Americans are understandably concerned about the rising costs of attending college, which have significantly outpaced inflation over the past three decades. Despite these national trends, I am delighted that Georgia Tech not only has been able to keep tuition and fees flat over the past three years but also, thanks to major state investments, will significantly reduce fees this coming year.
I see no better way for us to celebrate Women’s History Month than to recognize the contributions of women among our faculty, staff, students, and alumni over the years. From the late Dorothy Crosland, Tech’s longtime director of libraries who helped establish an information science graduate program in the 1960s that laid the foundation for the College of Computing, to Sandy Magnus (Ph.D. MSE 1996), a member of the National Academy of Engineering who was just elected to the U.S. Astronaut Hall of Fame (joining the likes of Neil Armstrong, Michael Collins, and Buzz Aldrin), Georgia Tech women have shaped industries, institutions, and scientific disciplines, shattering glass ceilings and holding doors wide open for others to walk through.

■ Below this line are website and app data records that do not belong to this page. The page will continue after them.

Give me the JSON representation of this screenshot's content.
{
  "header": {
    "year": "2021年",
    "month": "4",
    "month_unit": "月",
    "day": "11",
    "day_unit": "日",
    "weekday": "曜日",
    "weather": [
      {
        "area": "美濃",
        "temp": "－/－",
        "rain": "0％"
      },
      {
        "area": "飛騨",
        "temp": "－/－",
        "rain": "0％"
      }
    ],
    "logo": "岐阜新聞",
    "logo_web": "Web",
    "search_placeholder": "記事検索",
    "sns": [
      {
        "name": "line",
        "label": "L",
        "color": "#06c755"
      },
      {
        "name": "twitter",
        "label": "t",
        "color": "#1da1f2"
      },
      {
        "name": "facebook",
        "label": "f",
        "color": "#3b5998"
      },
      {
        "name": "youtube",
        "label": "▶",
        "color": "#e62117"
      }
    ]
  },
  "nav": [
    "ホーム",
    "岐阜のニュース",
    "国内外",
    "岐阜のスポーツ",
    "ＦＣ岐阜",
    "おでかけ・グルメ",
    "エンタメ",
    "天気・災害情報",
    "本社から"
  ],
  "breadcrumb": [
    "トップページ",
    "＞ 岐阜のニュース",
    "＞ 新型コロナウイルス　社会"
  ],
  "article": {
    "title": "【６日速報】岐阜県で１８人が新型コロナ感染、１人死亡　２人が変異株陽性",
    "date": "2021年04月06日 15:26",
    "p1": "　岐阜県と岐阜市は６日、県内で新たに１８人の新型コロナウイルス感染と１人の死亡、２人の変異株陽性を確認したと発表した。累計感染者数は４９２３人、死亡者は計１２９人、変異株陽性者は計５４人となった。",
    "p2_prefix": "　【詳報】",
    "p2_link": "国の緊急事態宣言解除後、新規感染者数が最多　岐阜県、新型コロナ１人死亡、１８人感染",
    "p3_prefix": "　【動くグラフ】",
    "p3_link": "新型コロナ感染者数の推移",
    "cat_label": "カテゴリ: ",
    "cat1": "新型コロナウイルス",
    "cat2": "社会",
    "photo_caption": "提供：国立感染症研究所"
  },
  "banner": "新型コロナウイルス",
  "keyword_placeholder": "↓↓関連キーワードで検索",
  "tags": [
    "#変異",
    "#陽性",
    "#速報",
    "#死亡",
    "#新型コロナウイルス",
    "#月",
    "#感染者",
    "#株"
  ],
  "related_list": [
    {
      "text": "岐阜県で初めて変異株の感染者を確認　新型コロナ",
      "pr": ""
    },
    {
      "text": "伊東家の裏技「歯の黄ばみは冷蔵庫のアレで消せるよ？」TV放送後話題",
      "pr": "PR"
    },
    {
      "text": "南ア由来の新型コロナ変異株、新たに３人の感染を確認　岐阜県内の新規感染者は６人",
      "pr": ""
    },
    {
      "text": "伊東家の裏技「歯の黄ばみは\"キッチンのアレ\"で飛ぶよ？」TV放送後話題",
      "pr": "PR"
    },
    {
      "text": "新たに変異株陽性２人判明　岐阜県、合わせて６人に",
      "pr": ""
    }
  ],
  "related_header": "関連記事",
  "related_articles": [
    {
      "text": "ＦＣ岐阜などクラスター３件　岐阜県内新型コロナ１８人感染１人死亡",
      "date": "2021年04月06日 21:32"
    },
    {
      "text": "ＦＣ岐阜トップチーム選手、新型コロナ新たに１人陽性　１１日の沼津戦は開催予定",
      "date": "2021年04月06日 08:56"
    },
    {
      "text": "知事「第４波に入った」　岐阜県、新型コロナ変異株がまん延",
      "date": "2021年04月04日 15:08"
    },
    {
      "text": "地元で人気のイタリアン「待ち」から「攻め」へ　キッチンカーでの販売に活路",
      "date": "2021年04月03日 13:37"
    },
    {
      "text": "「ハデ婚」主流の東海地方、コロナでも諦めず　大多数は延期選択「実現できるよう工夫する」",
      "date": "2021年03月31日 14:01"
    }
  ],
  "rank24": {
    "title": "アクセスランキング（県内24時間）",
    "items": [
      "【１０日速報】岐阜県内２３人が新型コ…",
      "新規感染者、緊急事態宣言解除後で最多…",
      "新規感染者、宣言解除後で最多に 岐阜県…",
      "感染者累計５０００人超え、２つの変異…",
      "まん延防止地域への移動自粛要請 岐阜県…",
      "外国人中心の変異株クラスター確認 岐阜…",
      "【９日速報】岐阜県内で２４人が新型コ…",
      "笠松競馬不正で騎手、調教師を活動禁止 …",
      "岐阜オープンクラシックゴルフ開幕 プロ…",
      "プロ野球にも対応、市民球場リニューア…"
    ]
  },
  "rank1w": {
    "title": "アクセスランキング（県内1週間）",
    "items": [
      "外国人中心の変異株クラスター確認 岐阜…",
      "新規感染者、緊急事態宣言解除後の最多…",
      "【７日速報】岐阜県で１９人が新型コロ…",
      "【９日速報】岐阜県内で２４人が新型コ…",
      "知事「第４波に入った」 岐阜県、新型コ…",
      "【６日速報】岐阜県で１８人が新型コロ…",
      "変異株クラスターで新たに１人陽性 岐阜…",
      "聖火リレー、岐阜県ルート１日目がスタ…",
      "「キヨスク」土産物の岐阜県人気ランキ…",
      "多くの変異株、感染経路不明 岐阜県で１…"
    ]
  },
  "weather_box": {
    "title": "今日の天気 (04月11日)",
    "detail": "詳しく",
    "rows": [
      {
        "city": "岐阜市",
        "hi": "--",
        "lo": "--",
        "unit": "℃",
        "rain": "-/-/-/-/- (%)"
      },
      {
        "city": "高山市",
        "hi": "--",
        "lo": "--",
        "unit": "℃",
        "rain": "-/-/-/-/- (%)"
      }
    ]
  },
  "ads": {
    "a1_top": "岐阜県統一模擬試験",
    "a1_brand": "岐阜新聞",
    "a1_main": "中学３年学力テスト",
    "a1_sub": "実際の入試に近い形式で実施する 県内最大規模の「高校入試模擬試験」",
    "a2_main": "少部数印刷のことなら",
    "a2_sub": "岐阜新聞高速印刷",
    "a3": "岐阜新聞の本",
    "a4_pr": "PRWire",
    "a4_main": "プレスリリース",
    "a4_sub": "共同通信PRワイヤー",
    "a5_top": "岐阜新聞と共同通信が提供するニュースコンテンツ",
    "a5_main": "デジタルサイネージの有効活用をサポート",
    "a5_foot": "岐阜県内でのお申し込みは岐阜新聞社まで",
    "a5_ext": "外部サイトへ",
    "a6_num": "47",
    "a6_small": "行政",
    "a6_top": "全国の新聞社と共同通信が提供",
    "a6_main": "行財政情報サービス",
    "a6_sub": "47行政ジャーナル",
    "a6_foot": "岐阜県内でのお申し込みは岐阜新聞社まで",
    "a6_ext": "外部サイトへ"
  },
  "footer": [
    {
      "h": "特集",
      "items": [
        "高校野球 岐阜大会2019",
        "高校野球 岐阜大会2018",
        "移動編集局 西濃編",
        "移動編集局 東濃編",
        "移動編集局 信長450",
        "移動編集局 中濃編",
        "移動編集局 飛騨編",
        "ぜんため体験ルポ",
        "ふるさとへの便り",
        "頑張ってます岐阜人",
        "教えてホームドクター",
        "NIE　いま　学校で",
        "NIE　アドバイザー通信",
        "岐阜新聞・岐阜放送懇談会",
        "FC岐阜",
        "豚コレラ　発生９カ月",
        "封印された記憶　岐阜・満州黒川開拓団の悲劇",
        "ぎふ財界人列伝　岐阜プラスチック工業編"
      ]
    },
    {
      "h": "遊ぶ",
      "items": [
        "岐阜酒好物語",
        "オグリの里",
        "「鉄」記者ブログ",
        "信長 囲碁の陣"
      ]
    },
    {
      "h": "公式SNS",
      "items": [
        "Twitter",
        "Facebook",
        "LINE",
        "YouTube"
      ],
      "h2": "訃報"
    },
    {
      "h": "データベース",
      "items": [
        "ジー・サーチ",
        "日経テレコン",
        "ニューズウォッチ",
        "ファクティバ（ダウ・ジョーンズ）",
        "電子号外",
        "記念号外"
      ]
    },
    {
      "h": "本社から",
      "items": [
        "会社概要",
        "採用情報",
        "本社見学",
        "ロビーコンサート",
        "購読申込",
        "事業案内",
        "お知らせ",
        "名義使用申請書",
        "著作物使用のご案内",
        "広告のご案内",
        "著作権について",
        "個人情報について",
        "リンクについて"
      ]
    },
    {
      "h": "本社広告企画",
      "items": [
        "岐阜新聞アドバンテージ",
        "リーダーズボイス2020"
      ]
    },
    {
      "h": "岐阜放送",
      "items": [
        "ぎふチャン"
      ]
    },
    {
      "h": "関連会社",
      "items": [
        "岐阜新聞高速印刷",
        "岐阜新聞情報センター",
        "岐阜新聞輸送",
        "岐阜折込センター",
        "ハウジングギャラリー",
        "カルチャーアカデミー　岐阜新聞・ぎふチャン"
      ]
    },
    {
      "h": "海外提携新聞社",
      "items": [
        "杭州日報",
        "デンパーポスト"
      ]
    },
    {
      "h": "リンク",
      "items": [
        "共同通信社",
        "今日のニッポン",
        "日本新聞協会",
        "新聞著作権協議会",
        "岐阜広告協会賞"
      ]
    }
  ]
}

Ramiah Martin was born in 2017 without a windpipe, an extremely rare and usually fatal condition. Her physicians placed a 3D-printed tracheal splint, lifesaving technology ushered in by Georgia Tech researcher Scott Hollister and developed in a lab at Georgia Tech. Just before Christmas, Ramiah turned four. She is in preschool, learning to communicate through sign language, and “is nothing short of a miracle,” according to her mom, Leanne. Ramiah’s story is why the work of leading research universities matters.
I’m delighted to deliver great news in my first newsletter of 2022. As we returned from the holiday break, we were thrilled to learn from the National Science Foundation that in fiscal year 2020, Georgia Tech became the top institution in the nation in terms of research and development expenditures among universities without a medical school.